The death of a camellia
She was beautiful, sure. But she had a nasty little secret. So I had to kill her.
I even felt a little guilty as the saw tore through the big pieces, and then again as I hacked up the big pieces into smaller, more dumpable pieces.
Revenge has been served.
As the few red flowers were crushed under the weight of the toppling bush, some petals scattering in the breeze, I wavered. Too late now, anyway. But there under the leaves, still, after many months, was the evidence of the havoc that she wreaked on us this autumn and last – tens of thousands of dead and extremely hairy caterpillars for whom the camellia had been such plentiful food and impenetrable haven.
But the hair of long dead caterpillars has much the same effect on humans as the hair of live, squirming caterpillars, it seems. This morning I look like I have chickenpox. Or the last stages of a terminal hard drug habit.
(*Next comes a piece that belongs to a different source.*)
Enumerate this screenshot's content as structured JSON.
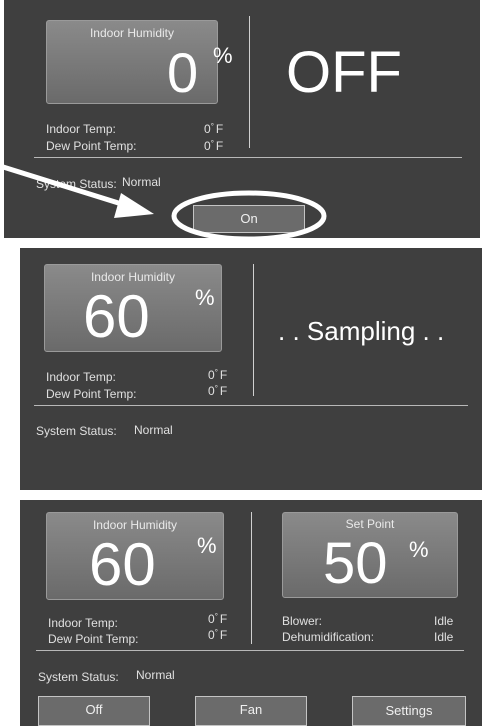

And I see the world through bright red eyes.
Form an orderly queue, ladies.